But these days I’m noticing that expansion of myself is taking a different shape: it’s staying home and filling most of my free time with reading and writing.  It’s languishing in an uncommitted weekend and resisting invitations.  It’s prioritizing time alone, and committing to putting pen to paper at least a few hours a week. 

A few years ago, this change of pace might have scared or bored me, and truthfully, there are moments now when I somewhat panickedly think, “What if I’m missing something?”  But the truth is that we’re always missing something.  Saying yes to one thing means saying no to something else.  There’s a time to say yes to outward adventure — to new situations and spaces and people and places — and a time to yes to inner adventure — new books and ideas and insights and personal projects. 

The point is to stay open and to keep saying yes to something — whether that’s an outer something or an inner something.  As Eudora Welty says, “A sheltered life can be a daring life as well. For all serious daring starts from within.”

 

Photo by Pavan Trikutam on Unsplash

Contemplating Attention, Cultivating Appreciation

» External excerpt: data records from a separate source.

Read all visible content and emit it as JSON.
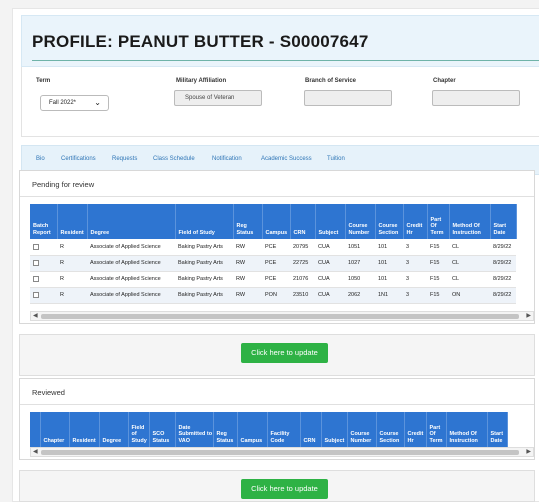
{
  "profile": {
    "title": "PROFILE: PEANUT BUTTER - S00007647"
  },
  "fields": {
    "term": {
      "label": "Term",
      "value": "Fall 2022*"
    },
    "military": {
      "label": "Military Affiliation",
      "value": "Spouse of Veteran"
    },
    "branch": {
      "label": "Branch of Service",
      "value": ""
    },
    "chapter": {
      "label": "Chapter",
      "value": ""
    }
  },
  "tabs": [
    "Bio",
    "Certifications",
    "Requests",
    "Class Schedule",
    "Notification",
    "Academic Success",
    "Tuition"
  ],
  "pending": {
    "title": "Pending for review",
    "columns": [
      "Batch Report",
      "Resident",
      "Degree",
      "Field of Study",
      "Reg Status",
      "Campus",
      "CRN",
      "Subject",
      "Course Number",
      "Course Section",
      "Credit Hr",
      "Part Of Term",
      "Method Of Instruction",
      "Start Date"
    ],
    "rows": [
      [
        "",
        "R",
        "Associate of Applied Science",
        "Baking Pastry Arts",
        "RW",
        "PCE",
        "20795",
        "CUA",
        "1051",
        "101",
        "3",
        "F15",
        "CL",
        "8/29/22"
      ],
      [
        "",
        "R",
        "Associate of Applied Science",
        "Baking Pastry Arts",
        "RW",
        "PCE",
        "22725",
        "CUA",
        "1027",
        "101",
        "3",
        "F15",
        "CL",
        "8/29/22"
      ],
      [
        "",
        "R",
        "Associate of Applied Science",
        "Baking Pastry Arts",
        "RW",
        "PCE",
        "21076",
        "CUA",
        "1050",
        "101",
        "3",
        "F15",
        "CL",
        "8/29/22"
      ],
      [
        "",
        "R",
        "Associate of Applied Science",
        "Baking Pastry Arts",
        "RW",
        "PON",
        "23510",
        "CUA",
        "2062",
        "1N1",
        "3",
        "F15",
        "ON",
        "8/29/22"
      ]
    ],
    "button": "Click here to update"
  },
  "reviewed": {
    "title": "Reviewed",
    "columns": [
      "",
      "Chapter",
      "Resident",
      "Degree",
      "Field of Study",
      "SCO Status",
      "Date Submitted to VAO",
      "Reg Status",
      "Campus",
      "Facility Code",
      "CRN",
      "Subject",
      "Course Number",
      "Course Section",
      "Credit Hr",
      "Part Of Term",
      "Method Of Instruction",
      "Start Date"
    ],
    "button": "Click here to update"
  }
}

Woman WritingI have an inkling that there is a direct correlation between attention and appreciation.  Increased attention to the stuff of life – books, conversations, scenery, foods, people, tasks, and so on – leads to an increased appreciation of what could otherwise be easily overlooked.  For an example, I find that annotating articles or books helps me pay closer attention to the ideas expressed in them, so that regardless of the extent to which I like or dislike the piece of writing, I am more able to understand and appreciate the point the author made.  The more I take notes, the more I pay attention, and the more attention I pay, the more I appreciate.  Read more